5. If you aren’t sure where to start with your home, Capps recommends a whole-house assessment to identify the best bang-for-buck green improvements to make during the renovation. “Those improvements typically will include air sealing, duct sealing, insulation, plus spot and whole-house ventilation,” she says. “Once those core needs have been addressed, changing light bulbs, water fixtures and appliances to energy- and water-saving devices and choosing ENERGY STAR appliances at time of replacement will go a long way.”
6. When shopping for eco-friendly products, be sure to shop around to find what works best for your home and your budget. “Always replace with the most energy-efficient product you can afford,” Mozen says. “Just replace with something better than what you had before.”

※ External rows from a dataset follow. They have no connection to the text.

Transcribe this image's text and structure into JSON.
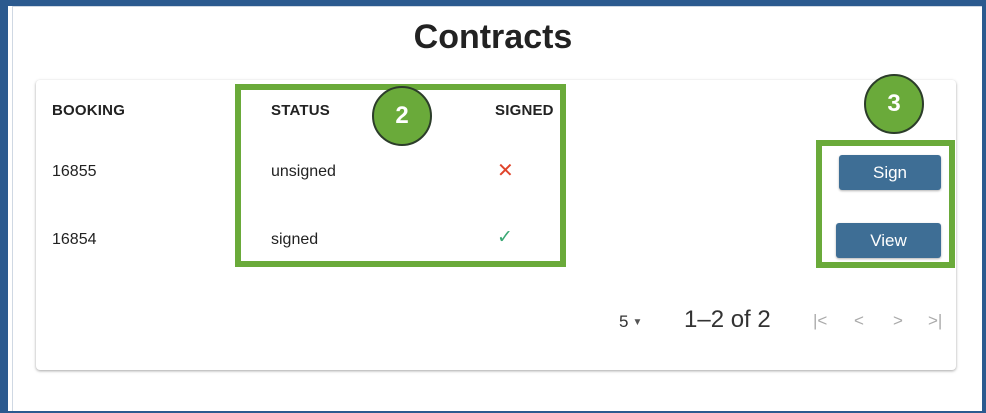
{
  "page": {
    "title": "Contracts"
  },
  "table": {
    "headers": {
      "booking": "BOOKING",
      "status": "STATUS",
      "signed": "SIGNED"
    },
    "rows": [
      {
        "booking": "16855",
        "status": "unsigned",
        "signed_icon": "x-icon",
        "signed_glyph": "✕",
        "action": "Sign"
      },
      {
        "booking": "16854",
        "status": "signed",
        "signed_icon": "check-icon",
        "signed_glyph": "✓",
        "action": "View"
      }
    ]
  },
  "pagination": {
    "rows_per_page": "5",
    "caret": "▼",
    "range": "1–2 of 2",
    "first": "|<",
    "prev": "<",
    "next": ">",
    "last": ">|"
  },
  "annotations": {
    "callout_2": "2",
    "callout_3": "3"
  },
  "colors": {
    "frame": "#2b5a8f",
    "button": "#3e6e95",
    "callout": "#6aaa3a",
    "unsigned_x": "#e0442b",
    "signed_check": "#3aa874"
  }
}
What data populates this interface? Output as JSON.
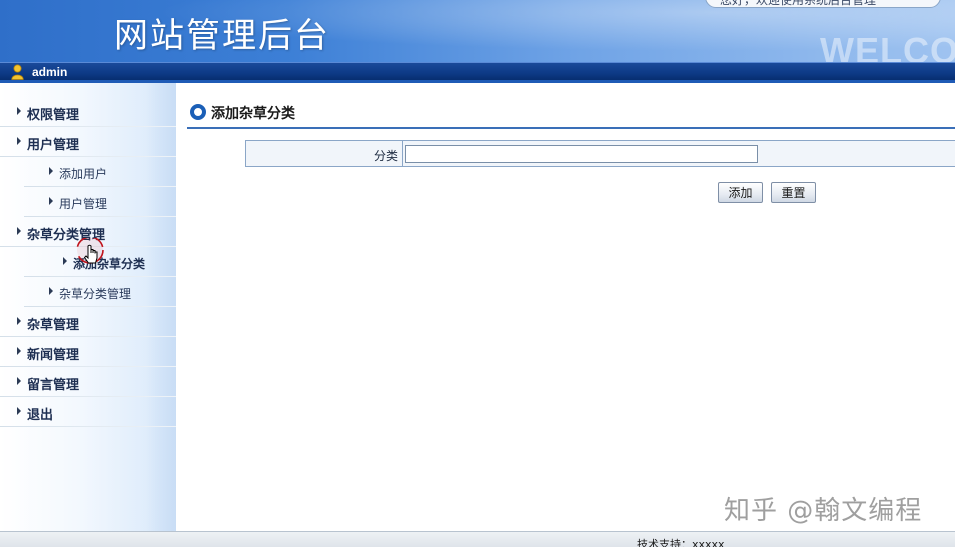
{
  "header": {
    "site_title": "网站管理后台",
    "welcome_text": "WELCOME",
    "notice_text": "您好，欢迎使用系统后台管理"
  },
  "userbar": {
    "user_name": "admin",
    "user_icon": "user-icon"
  },
  "sidebar": {
    "items": [
      {
        "label": "权限管理",
        "level": "top"
      },
      {
        "label": "用户管理",
        "level": "top"
      },
      {
        "label": "添加用户",
        "level": "sub"
      },
      {
        "label": "用户管理",
        "level": "sub"
      },
      {
        "label": "杂草分类管理",
        "level": "top"
      },
      {
        "label": "添加杂草分类",
        "level": "sub",
        "active": true
      },
      {
        "label": "杂草分类管理",
        "level": "sub"
      },
      {
        "label": "杂草管理",
        "level": "top"
      },
      {
        "label": "新闻管理",
        "level": "top"
      },
      {
        "label": "留言管理",
        "level": "top"
      },
      {
        "label": "退出",
        "level": "top"
      }
    ]
  },
  "main": {
    "title": "添加杂草分类",
    "form": {
      "category_label": "分类",
      "category_value": ""
    },
    "buttons": {
      "add": "添加",
      "reset": "重置"
    }
  },
  "footer": {
    "support_text": "技术支持：xxxxx"
  },
  "watermark": "知乎 @翰文编程",
  "colors": {
    "header_blue": "#2f6fc9",
    "userbar_navy": "#0d3a86",
    "accent_blue": "#1b5fb7"
  }
}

In fact, every step you take to improve the “green” side of your home could reap big rewards for both you and the environment. “Consumers are recognizing the connection between green homes and improvements to health and utility savings,” Capps says. “Real estate transactions are doing more to disclose the energy costs associated with homes, further informing consumers on the costs of not being green. As awareness increases, the market will continue to meet the demand. Atlanta and other markets throughout the country have shown a clear increase in sales price for green homes with reduced listing time.”

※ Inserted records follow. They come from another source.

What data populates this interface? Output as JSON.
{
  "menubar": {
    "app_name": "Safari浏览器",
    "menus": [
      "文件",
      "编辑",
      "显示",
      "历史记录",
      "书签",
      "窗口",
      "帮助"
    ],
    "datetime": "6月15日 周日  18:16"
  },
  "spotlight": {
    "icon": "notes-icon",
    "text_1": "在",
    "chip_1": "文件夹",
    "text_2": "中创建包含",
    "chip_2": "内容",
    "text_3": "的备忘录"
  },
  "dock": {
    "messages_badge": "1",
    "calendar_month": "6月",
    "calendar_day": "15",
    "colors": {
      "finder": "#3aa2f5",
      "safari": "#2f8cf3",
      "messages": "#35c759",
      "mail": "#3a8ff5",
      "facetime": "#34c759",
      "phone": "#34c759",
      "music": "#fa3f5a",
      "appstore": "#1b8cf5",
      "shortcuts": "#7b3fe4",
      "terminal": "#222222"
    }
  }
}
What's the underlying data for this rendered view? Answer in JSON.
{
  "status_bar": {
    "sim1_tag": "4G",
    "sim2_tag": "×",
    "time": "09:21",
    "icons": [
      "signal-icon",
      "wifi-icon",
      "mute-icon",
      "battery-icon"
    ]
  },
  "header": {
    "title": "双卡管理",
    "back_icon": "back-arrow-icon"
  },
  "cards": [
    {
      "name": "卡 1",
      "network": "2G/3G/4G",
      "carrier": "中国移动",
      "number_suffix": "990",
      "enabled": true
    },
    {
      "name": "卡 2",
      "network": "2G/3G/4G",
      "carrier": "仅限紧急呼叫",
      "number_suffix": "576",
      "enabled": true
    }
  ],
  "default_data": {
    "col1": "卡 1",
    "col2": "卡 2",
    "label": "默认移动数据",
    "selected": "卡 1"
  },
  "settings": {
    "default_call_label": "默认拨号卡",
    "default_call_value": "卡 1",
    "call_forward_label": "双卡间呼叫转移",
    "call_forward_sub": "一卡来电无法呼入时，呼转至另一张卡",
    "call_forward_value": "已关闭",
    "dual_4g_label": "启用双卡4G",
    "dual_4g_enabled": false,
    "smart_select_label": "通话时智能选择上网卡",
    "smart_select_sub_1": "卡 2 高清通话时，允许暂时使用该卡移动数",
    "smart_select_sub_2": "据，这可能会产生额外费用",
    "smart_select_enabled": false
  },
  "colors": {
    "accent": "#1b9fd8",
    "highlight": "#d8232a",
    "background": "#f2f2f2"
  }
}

As with any renovation project, going “green” takes work and money, so it’s important to do careful research so you can include those eco-friendly aspects into your overall renovation. The end result could leave your neighbors “green” with envy.
Green Adds Up
Technology can help homeowners not only save money but also reduce their negative impact on the environment. From light bulbs and dishwashers to windows and washing machines, modern technology decreases energy and water consumption while still providing quality services.
Here are just a few of the ways “green” renovations and upgrades can be good for you, your wallet and the great outdoors.
• A new ENERGY STAR-qualified dishwasher will save an average of 1,300 gallons of water during its lifetime.
• Nearly 70 percent of U.S. electricity is generated by burning coal and natural gas, which releases greenhouse gases and other air pollutants into the atmosphere. Using energy-efficient appliances that use less energy will help reduce air pollution and combat global climate change.
• Homes with high-efficiency plumbing fixtures and appliances save about 30 percent of indoor water use and yield substantial savings on water, sewer and energy bills.
• A family of four can save 14,000 to 25,000 gallons of water per year by installing high-efficiency toilets.
• Stopping household water leaks can stop an average of 10,000-plus gallons of wasted water for each U.S. family per year.
• If every American home replaced a single light bulb with one Energy Star bulb, together we would prevent greenhouse gas emissions equivalent to the carbon sequestered annually by more than 3 million acres of average U.S. forests.
• By choosing ENERGY STAR products, people have already saved more than $267 billion on utility bills and reduced carbon pollution by 2.1 billion tons.
• An ENERGY STAR light bulb saves about $6 a year in electricity costs and can save between $40 and $135 during its lifetime. It also uses approximately 75 percent less energy than a traditional incandescent bulb, lasts 10 to 25 times longer, and produces about 75 percent less heat, which can reduce home cooling costs.
Sources: U.S. Environmental Protection Agency & U.S. Department of Energy